NEWARK, N.J. — The leader of a New Jersey mosque that was listed in a secret NYPD surveillance report is using the incident to try and recruit new members and promote a more positive view of Muslims.

Imam Mustafa El-Amin of Masjid Ibrahim in Newark ran an advertisement Thursday in The Star-Ledger newspaper urging people to read the Quran, denouncing terrorism and emphasizing that his mosque has an “open door” policy.

Under a bold-letter headline that reads: “NYPD Surveillance of Muslim Community,” the ad says there’s no need for the NYPD or any other agency to conduct secret surveillance of the mosque, because: “We have nothing to hide. Our doors are open.”

El-Amin says he came up with the idea after reflecting on a phrase in the Quran — “With every difficulty, there is relief” — and realizing that finding a positive, teachable moment out of a negative experience is a concept deeply rooted in Islam.

“We’ve heard a lot about the negative effects, but once you get this level of exposure, one of the best things about it is, if you’re positive, than the positive will win out,” he said.

Attendance at El-Amin’s largely African-American mosque, housed in a converted storefront along a gritty commercial strip in Newark, has not waned in light of the NYPD revelations, he said. Nevertheless, he felt compelled to run the ad for a variety of reasons: to attract new people to the mosque — potential Muslim converts, law enforcement officials or people of any faith wanting to learn more about Islam — to emphasize the mosque’s long-running stance against terrorism, and to set non-Muslims at ease, especially those who were once friendly to the mosque but are now wary of visiting Muslim businesses or mosques that were listed in the NYPD report.

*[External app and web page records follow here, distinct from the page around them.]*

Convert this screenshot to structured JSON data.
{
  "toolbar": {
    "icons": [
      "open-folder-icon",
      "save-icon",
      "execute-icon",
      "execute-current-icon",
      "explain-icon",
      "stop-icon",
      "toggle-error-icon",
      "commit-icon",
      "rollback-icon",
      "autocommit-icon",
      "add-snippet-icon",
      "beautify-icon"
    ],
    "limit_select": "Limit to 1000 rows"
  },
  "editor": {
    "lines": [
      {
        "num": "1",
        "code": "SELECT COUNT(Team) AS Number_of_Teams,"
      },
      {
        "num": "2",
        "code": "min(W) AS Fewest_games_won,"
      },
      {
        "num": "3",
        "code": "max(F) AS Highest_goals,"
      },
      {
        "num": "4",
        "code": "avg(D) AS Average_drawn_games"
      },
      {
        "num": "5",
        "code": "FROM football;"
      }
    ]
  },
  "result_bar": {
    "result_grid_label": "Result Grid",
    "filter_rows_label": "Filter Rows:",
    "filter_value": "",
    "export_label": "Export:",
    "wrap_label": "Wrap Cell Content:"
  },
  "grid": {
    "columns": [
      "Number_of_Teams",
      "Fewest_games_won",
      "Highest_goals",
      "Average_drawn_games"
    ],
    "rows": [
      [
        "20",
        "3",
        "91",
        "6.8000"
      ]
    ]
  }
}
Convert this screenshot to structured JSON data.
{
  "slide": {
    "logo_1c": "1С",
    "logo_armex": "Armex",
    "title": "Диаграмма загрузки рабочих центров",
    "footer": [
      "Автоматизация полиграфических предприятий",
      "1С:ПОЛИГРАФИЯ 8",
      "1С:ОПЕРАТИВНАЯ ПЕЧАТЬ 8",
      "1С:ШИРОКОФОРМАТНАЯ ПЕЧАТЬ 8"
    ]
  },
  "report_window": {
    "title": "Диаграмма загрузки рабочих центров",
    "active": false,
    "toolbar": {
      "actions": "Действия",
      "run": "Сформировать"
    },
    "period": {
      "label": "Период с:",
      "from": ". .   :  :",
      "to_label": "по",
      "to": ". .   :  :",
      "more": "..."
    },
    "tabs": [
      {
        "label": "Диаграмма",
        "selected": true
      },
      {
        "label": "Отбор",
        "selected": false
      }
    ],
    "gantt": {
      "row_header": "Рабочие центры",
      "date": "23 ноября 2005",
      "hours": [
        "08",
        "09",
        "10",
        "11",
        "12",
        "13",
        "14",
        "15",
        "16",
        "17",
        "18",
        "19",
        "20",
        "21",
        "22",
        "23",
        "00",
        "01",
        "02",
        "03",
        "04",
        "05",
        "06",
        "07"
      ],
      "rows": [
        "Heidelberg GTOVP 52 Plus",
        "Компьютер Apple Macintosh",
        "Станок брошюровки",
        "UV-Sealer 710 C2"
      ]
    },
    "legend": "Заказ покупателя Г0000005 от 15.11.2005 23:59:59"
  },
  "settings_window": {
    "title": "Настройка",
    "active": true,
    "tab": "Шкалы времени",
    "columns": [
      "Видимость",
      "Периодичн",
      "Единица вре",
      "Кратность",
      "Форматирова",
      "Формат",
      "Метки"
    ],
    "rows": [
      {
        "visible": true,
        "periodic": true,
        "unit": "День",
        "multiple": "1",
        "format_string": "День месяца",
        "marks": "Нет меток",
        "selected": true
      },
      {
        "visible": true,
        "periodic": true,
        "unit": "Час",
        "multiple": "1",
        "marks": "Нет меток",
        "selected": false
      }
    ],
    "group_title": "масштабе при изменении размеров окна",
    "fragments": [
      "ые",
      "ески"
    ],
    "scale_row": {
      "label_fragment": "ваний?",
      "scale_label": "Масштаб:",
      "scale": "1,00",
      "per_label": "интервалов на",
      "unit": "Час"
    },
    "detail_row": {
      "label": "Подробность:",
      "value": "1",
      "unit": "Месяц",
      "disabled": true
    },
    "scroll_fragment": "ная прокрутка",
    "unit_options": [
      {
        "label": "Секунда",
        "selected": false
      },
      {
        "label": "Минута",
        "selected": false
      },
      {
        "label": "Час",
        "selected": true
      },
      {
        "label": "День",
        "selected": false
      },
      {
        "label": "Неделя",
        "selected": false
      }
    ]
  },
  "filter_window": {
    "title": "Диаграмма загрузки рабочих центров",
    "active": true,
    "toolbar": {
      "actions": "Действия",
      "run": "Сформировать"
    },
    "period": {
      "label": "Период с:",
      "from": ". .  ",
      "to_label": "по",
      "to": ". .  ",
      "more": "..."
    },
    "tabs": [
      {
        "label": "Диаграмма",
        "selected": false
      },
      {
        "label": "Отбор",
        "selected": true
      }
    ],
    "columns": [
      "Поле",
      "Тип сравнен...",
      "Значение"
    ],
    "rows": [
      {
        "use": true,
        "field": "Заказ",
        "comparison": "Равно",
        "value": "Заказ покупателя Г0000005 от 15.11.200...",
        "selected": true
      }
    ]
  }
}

House Democrats decry Bloomberg’s ‘underhanded’ response to concerns over NYPD Muslim spying

WASHINGTON — Ten House Democrats, including a member of the party’s leadership and lawmakers who oversee intelligence and homeland security matters, have criticized New York Mayor Michael Bloomberg for his “underhanded and unprofessional” response to criticism of the New York Police Department’s spying programs.

The Associated Press has reported for months that the NYPD systematically spied on Muslims neighborhoods, using informants and undercover officers to serve as “listening posts” in mosques and businesses in New York and New Jersey. Police documented the details of sermons, even when they were innocuous and peaceful, and infiltrated Muslim student groups on college campuses. NYPD officers catalogued where Muslims ate, eat and prayed — with no mention of criminal activity — and targeted Mosques using techniques typically reserved for criminal investigations.

The lawmakers asked Bloomberg to explain what exactly he knew about the NYPD’s intelligence operations and to explain how federal money was used.

NY Rep. King blasts NJ governor over counterterrorism effort; Gov. to King: ‘Keep quiet’

NEW YORK — New York Congressman Peter King says New Jersey’s governor should show more gratitude toward the New York City Police Department for its counterterrorism work.

King told Fox Business Network on Wednesday that Gov. Chris Christie is letting emotions get in the way of preventing attacks.

Christie has criticized the NYPD for doing surveillance of Muslim communities in New Jersey without notifying local police or the FBI.

“I think, in this case, Governor Christie was letting his personal feelings get in the way of protecting us against terrorism,” King told Fox host Don Imus. “He should be welcoming New York City and anyone else who wants to come in or out of his state, work with them and cooperate with them because terrorists go back and forth across city and state lines all the time.”